But the thing about making resolutions was that I wasn’t very resolute. It’s easy to say you’re going to do this or stop that, harder to actually do or stop. Things are always simpler in our heads, where we imagine our goals without many of the roadblocks that will inevitably appear. Much of life is lived in that gray area between what we know we should do and what we do anyway.
That’s why my New Year’s resolutions always failed. When the many big ones I’d settled on went by the wayside, I thought I’d try just a few big ones. Those failed, too. So I tried many little ones. When that didn’t work out, I thought I’d try just one little resolution, one tiny thing about me I thought I could improve. Nope. As it turned out, those small, single promises to myself were often broken faster than the big ones.
Change can be a tough thing. Changing yourself, the toughest of all.
Trust me. I’ve tried.
There are a great many things I’d rather not be that I am. Nothing major, I suppose, but certainly a lot of minors. And I often catch myself thinking that if I could just take care of those minor things, my life would be so much better. I would be happy. At peace.
Maybe. But of course if I did manage to correct those things, others would be waiting. It’s like climbing a hill and finally reaching the top, only to see endless more hills in front of you.
We may all not want to be perfect, but a lot of us do. And a lot more of us know we never will be, but try anyway.
Me, I’m somewhere in the middle. I know enough to realize I can and should be a better person. I’ve also learned to take it easy on myself when I’m not.
That said, I’m still a Resolution guy, though maybe not for the same reasons most are. I don’t just make them every January 1, either. I make them daily. Sometimes they come just before my day starts, other times just before the day ends. My mind will wander to those times I stumbled and fumbled, and I’ll make a promise not to let it happen again. Sometimes I keep that promise, sometimes I don’t. And when I don’t, I remind myself that a broken promise still has some merit. It means I cared enough to try.
Trying always matters.
So I’m going to take a moment to remind myself that even though this is a new year, it’s still the old me in it. The me that’s fragile and fallible, who will fail more often than he succeeds, who will crash more than he flies. But that’s okay, it really is.
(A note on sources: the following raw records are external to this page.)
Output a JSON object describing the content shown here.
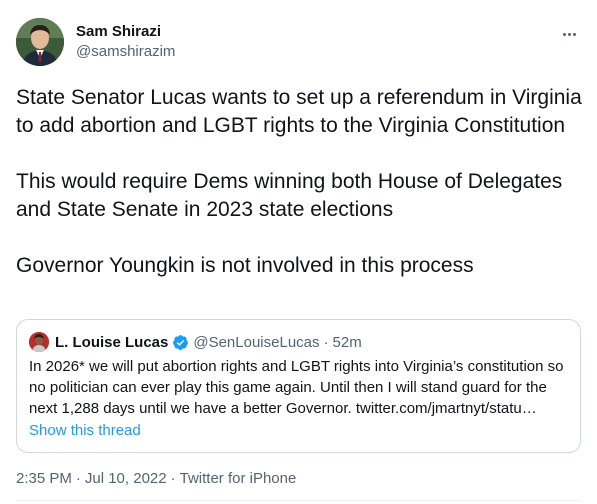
{
  "author": {
    "display_name": "Sam Shirazi",
    "handle": "@samshirazim",
    "avatar_icon": "profile-photo-icon"
  },
  "more_icon": "more-horizontal-icon",
  "tweet": {
    "paragraphs": [
      "State Senator Lucas wants to set up a referendum in Virginia to add abortion and LGBT rights to the Virginia Constitution",
      "This would require Dems winning both House of Delegates and State Senate in 2023 state elections",
      "Governor Youngkin is not involved in this process"
    ]
  },
  "quote": {
    "display_name": "L. Louise Lucas",
    "verified_icon": "verified-badge-icon",
    "handle": "@SenLouiseLucas",
    "separator": "·",
    "time": "52m",
    "text": "In 2026* we will put abortion rights and LGBT rights into Virginia’s constitution so no politician can ever play this game again.  Until then I will stand guard for the next 1,288 days until we have a better Governor. twitter.com/jmartnyt/statu…",
    "show_thread": "Show this thread"
  },
  "meta": {
    "time": "2:35 PM",
    "separator": "·",
    "date": "Jul 10, 2022",
    "source": "Twitter for iPhone"
  },
  "colors": {
    "text": "#0f1419",
    "secondary": "#536471",
    "link": "#1d9bf0",
    "border": "#cfd9de"
  }
}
Because I’m going to try anyway. I’m going to promise. And even if that promise is for naught, I’ll count it to my credit that it was made.